## Work to complete
Your answer is a copy of every line in the records where "JSON" appears.

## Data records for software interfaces

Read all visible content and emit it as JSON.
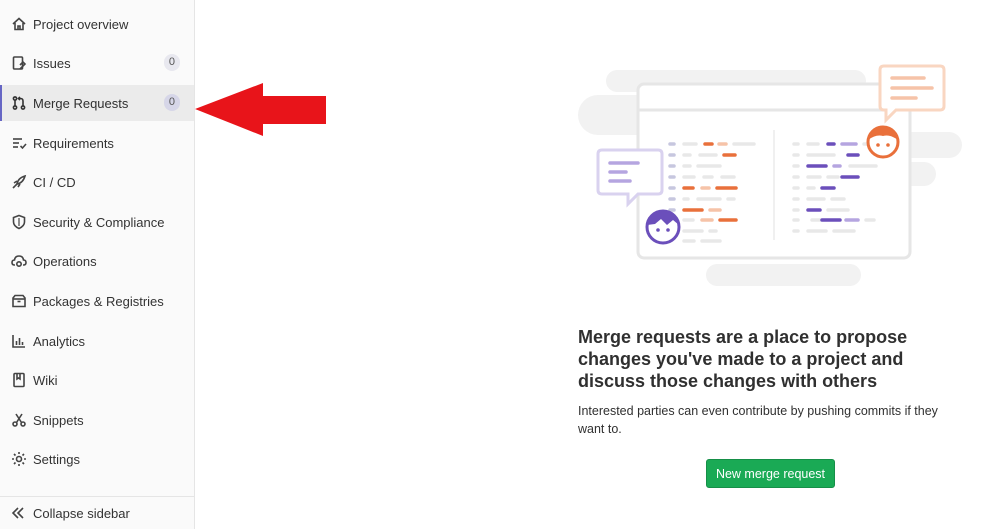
{
  "sidebar": {
    "items": [
      {
        "label": "Project overview",
        "icon": "home-icon"
      },
      {
        "label": "Issues",
        "icon": "issues-icon",
        "badge": "0"
      },
      {
        "label": "Merge Requests",
        "icon": "merge-request-icon",
        "badge": "0",
        "active": true
      },
      {
        "label": "Requirements",
        "icon": "requirements-icon"
      },
      {
        "label": "CI / CD",
        "icon": "rocket-icon"
      },
      {
        "label": "Security & Compliance",
        "icon": "shield-icon"
      },
      {
        "label": "Operations",
        "icon": "cloud-gear-icon"
      },
      {
        "label": "Packages & Registries",
        "icon": "package-icon"
      },
      {
        "label": "Analytics",
        "icon": "chart-icon"
      },
      {
        "label": "Wiki",
        "icon": "book-icon"
      },
      {
        "label": "Snippets",
        "icon": "scissors-icon"
      },
      {
        "label": "Settings",
        "icon": "gear-icon"
      }
    ],
    "collapse_label": "Collapse sidebar"
  },
  "empty_state": {
    "title": "Merge requests are a place to propose changes you've made to a project and discuss those changes with others",
    "description": "Interested parties can even contribute by pushing commits if they want to.",
    "button_label": "New merge request"
  },
  "colors": {
    "active_accent": "#6666c4",
    "button_green": "#1aaa55",
    "annotation_arrow": "#e8141a",
    "illustration_purple": "#6b4fbb",
    "illustration_orange": "#e9703b"
  }
}
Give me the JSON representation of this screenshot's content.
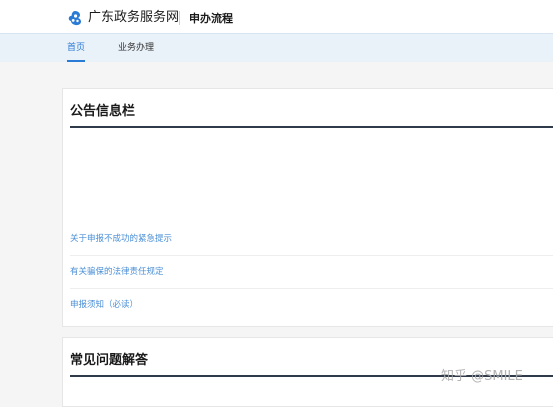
{
  "header": {
    "site_name": "广东政务服务网",
    "page_heading": "申办流程"
  },
  "nav": {
    "items": [
      {
        "label": "首页",
        "active": true
      },
      {
        "label": "业务办理",
        "active": false
      }
    ]
  },
  "notice_panel": {
    "title": "公告信息栏",
    "items": [
      {
        "label": "关于申报不成功的紧急提示"
      },
      {
        "label": "有关骗保的法律责任规定"
      },
      {
        "label": "申报须知（必读）"
      }
    ]
  },
  "faq_panel": {
    "title": "常见问题解答"
  },
  "watermark": "知乎 @SMILE",
  "colors": {
    "accent": "#2a7bd6",
    "nav_bg": "#e9f1f9",
    "link": "#4b8fd6",
    "rule": "#2f3b4a"
  },
  "icons": {
    "logo": "guangdong-gov-logo-icon"
  }
}
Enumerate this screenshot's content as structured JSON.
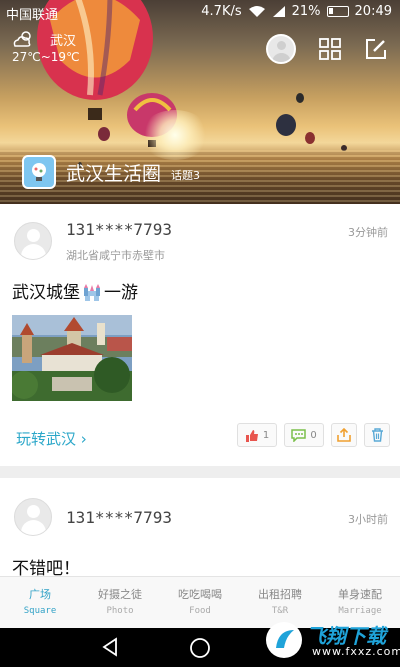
{
  "status_bar": {
    "carrier": "中国联通",
    "speed": "4.7K/s",
    "battery": "21%",
    "time": "20:49"
  },
  "weather": {
    "icon": "cloud-sun-icon",
    "city": "武汉",
    "temp": "27℃~19℃"
  },
  "header_icons": [
    "avatar",
    "grid-icon",
    "edit-icon"
  ],
  "group": {
    "name": "武汉生活圈",
    "topics": "话题3"
  },
  "posts": [
    {
      "user": "131****7793",
      "time": "3分钟前",
      "location": "湖北省咸宁市赤壁市",
      "title_before": "武汉城堡",
      "title_after": "一游",
      "tag": "玩转武汉 ›",
      "likes": "1",
      "comments": "0"
    },
    {
      "user": "131****7793",
      "time": "3小时前",
      "title": "不错吧！"
    }
  ],
  "bottom_nav": [
    {
      "cn": "广场",
      "en": "Square",
      "active": true
    },
    {
      "cn": "好摄之徒",
      "en": "Photo"
    },
    {
      "cn": "吃吃喝喝",
      "en": "Food"
    },
    {
      "cn": "出租招聘",
      "en": "T&R"
    },
    {
      "cn": "单身速配",
      "en": "Marriage"
    }
  ],
  "watermark": {
    "text": "飞翔下载",
    "sub": "www.fxxz.com"
  },
  "colors": {
    "accent": "#34a3c7",
    "link": "#2ba7c9",
    "like": "#e8554e",
    "comment": "#7bbf4a",
    "share": "#f0a030",
    "delete": "#5aa9d6"
  }
}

## Task answer
Read all visible content and emit it as JSON.
Give me the JSON representation of this screenshot's content.
Enumerate this screenshot's content as structured JSON.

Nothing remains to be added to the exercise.